Tip: When writing your memoir, take some time to jot down every relationship you’re exploring in your manuscript.

You can do this in a table or just on a scrap of paper, freehand. Note the chapters/scenes this particular person appears in and whether it is a positive, negative, or neutral scene. Then add up how many positives, negatives, and neutrals you have associated with that particular person—does it reflect the overall emotion you wish to convey?

Protecting Relationships

One of the biggest worries people have when they decide to write their memoir is the effect that it may have on their existing relationships. They worry that they will be judged or even disowned for sharing their story. Sadly, this can be an unfortunate reality to speaking your truth, but before you write off that relationship completely, there are a number of ways that you can help to protect existing relationships in the process of sharing your story.

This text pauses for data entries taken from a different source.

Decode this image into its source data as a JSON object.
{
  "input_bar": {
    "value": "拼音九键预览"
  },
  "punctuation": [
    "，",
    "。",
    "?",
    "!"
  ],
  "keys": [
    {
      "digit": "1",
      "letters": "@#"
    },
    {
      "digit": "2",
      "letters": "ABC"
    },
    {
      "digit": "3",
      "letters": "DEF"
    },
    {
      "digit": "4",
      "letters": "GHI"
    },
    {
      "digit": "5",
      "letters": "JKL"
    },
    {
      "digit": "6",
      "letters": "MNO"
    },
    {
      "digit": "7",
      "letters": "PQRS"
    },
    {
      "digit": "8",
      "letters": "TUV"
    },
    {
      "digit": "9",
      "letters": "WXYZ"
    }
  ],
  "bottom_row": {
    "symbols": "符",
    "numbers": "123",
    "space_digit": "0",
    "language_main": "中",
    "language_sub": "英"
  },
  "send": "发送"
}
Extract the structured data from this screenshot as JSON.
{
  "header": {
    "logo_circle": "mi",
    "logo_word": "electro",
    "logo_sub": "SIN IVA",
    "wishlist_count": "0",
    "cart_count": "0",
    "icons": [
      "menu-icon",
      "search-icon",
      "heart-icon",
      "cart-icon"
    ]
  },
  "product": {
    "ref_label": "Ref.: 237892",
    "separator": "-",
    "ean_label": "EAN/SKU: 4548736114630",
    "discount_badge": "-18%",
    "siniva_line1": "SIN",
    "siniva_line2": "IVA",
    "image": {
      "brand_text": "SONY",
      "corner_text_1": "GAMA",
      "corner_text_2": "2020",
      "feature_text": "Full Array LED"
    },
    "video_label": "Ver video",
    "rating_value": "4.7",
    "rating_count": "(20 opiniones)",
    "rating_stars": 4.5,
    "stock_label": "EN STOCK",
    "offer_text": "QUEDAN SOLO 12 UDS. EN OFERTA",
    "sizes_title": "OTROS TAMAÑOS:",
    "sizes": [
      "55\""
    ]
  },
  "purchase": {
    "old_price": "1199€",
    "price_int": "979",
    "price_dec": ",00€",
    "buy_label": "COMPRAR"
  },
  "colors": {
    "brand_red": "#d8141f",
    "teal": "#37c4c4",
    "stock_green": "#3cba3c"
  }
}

Know Your Motive

Even the best intentions can still hurt (intent does not absolve from responsibility!), but if you are clear on your motives for including a certain relationship in the story, you can make sure that it is both necessary as well as intentional. For example, you may discover that you don’t need to write in a certain scene, thereby eliminating or reducing harm. If inclusion is necessary, being certain with your motive will strengthen your resolve when you do share your story.

Stay Focused

Share only what you need to share and what is absolutely essential to tell your story. Resist the urge to include a side story for the sake of including someone, if it doesn’t serve your focus. So, if the focus of your memoir is on your role as an ER nurse, be sure to examine all of the scenes that take place outside of the hospital. Are they all needed? Some will be, as they’ll speak to who you are as a person, but others may be distracting from the focus and can be cut.

Be Realistic

Our memories can trick us and are not always accurate. Look back at the context of the relationship and be sure to provide it to your readers. We all have said and done things that we aren’t proud of, but give your readers some credit—they will understand that context matters and someone’s reaction can be shaped by the situation, making them less likely to judge that person based on a small part of your story. Please note: This advice pertains to your neutral and positive relationships. If you are writing about a toxic relationship, you do not have to provide justification for your abuser’s actions.

Assess the Risk

If you’re worried about how people will react to being included in your story (note to self: excellent topic for another blog post!), you can conduct a risk assessment. This is very important and it’s something that only you can do. Here’s how to do that:

  1. Create a table with the following columns: Person, Role in Life, Role in Story, Chapters, Reaction, Possible Outcomes
  2. For each person, you’ll identify both what role they play in your life (e.g., close friend, family member, distant cousin, neighbour, none) and what role they play in your story (e.g., first person to bully you, support person, enabler, abuser).
  3. Next, you’ll want to identify what chapters they appear in, so you can see how much of your memoir they are a part of.
  4. After that’s done, take a moment to anticipate how they’ll react to your memoir. Do you know? Reactions can include: supportive/encouraging, neutral, and unsupportive/negative. Remember that, at this stage, this is an assumption.
  5. Lastly, what are the outcomes of moving forward with your story, knowing the person’s reaction? Examples here can include: none, legal action, ending relationship.

Once you’ve done the risk assessment, highlight the people with anticipated negative reactions and evaluate the possible outcomes. Do they make up enough of your story (i.e., is their role pivotal to your memoir’s focus/message) to justify the risk? If so, you should consider having a conversation with that person, if it is safe to do so.

Your Story Involves Other People

Effectively representing the relevant relationships will make your story more relatable and provide important context. You don’t live in a bubble, and who you are is influenced by others. Taking the time to consider how they are represented in your story will add to your memoir’s authenticity.